## What to do
I would like every record printed again, exactly as shown.

※

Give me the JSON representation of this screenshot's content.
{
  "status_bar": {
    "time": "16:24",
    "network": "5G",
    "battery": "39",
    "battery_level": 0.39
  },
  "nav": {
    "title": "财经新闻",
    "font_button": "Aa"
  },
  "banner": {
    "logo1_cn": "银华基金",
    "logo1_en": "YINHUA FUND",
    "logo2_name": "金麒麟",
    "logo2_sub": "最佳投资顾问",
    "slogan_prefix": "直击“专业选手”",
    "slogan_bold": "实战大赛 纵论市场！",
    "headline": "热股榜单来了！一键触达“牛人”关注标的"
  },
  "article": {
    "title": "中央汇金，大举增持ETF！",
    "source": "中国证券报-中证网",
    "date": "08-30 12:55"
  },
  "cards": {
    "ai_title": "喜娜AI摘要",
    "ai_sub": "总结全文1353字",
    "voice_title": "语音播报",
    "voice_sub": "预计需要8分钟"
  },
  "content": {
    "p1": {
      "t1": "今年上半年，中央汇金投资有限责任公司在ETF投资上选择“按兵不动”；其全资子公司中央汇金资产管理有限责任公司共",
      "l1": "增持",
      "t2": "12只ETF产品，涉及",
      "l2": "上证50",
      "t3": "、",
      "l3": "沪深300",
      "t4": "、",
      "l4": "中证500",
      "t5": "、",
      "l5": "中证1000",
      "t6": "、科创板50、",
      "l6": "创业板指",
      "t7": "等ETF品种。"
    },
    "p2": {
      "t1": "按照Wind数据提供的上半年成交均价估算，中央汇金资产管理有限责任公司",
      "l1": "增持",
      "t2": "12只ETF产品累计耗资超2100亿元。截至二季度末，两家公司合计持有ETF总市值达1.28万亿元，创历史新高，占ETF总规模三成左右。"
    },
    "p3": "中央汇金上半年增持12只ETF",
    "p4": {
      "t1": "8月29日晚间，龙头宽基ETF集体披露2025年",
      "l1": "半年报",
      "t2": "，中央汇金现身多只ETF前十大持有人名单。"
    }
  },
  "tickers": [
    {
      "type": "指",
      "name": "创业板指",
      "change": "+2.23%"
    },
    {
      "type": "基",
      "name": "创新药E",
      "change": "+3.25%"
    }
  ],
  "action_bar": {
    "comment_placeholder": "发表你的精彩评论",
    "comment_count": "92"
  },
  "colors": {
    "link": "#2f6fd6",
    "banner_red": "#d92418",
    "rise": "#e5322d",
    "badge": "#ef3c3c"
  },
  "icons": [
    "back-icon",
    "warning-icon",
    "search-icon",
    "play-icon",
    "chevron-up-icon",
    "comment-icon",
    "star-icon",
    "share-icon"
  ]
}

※

## The answer
Give me the JSON representation of this screenshot's content.
{
  "status_bar": {
    "time": "16:24",
    "network": "5G",
    "battery": "39",
    "battery_level": 0.39
  },
  "nav": {
    "title": "财经新闻",
    "font_button": "Aa"
  },
  "banner": {
    "logo1_cn": "银华基金",
    "logo1_en": "YINHUA FUND",
    "logo2_name": "金麒麟",
    "logo2_sub": "最佳投资顾问",
    "slogan_prefix": "直击“专业选手”",
    "slogan_bold": "实战大赛 纵论市场！",
    "headline": "热股榜单来了！一键触达“牛人”关注标的"
  },
  "article": {
    "title": "中央汇金，大举增持ETF！",
    "source": "中国证券报-中证网",
    "date": "08-30 12:55"
  },
  "cards": {
    "ai_title": "喜娜AI摘要",
    "ai_sub": "总结全文1353字",
    "voice_title": "语音播报",
    "voice_sub": "预计需要8分钟"
  },
  "content": {
    "p1": {
      "t1": "今年上半年，中央汇金投资有限责任公司在ETF投资上选择“按兵不动”；其全资子公司中央汇金资产管理有限责任公司共",
      "l1": "增持",
      "t2": "12只ETF产品，涉及",
      "l2": "上证50",
      "t3": "、",
      "l3": "沪深300",
      "t4": "、",
      "l4": "中证500",
      "t5": "、",
      "l5": "中证1000",
      "t6": "、科创板50、",
      "l6": "创业板指",
      "t7": "等ETF品种。"
    },
    "p2": {
      "t1": "按照Wind数据提供的上半年成交均价估算，中央汇金资产管理有限责任公司",
      "l1": "增持",
      "t2": "12只ETF产品累计耗资超2100亿元。截至二季度末，两家公司合计持有ETF总市值达1.28万亿元，创历史新高，占ETF总规模三成左右。"
    },
    "p3": "中央汇金上半年增持12只ETF",
    "p4": {
      "t1": "8月29日晚间，龙头宽基ETF集体披露2025年",
      "l1": "半年报",
      "t2": "，中央汇金现身多只ETF前十大持有人名单。"
    }
  },
  "tickers": [
    {
      "type": "指",
      "name": "创业板指",
      "change": "+2.23%"
    },
    {
      "type": "基",
      "name": "创新药E",
      "change": "+3.25%"
    }
  ],
  "action_bar": {
    "comment_placeholder": "发表你的精彩评论",
    "comment_count": "92"
  },
  "colors": {
    "link": "#2f6fd6",
    "banner_red": "#d92418",
    "rise": "#e5322d",
    "badge": "#ef3c3c"
  },
  "icons": [
    "back-icon",
    "warning-icon",
    "search-icon",
    "play-icon",
    "chevron-up-icon",
    "comment-icon",
    "star-icon",
    "share-icon"
  ]
}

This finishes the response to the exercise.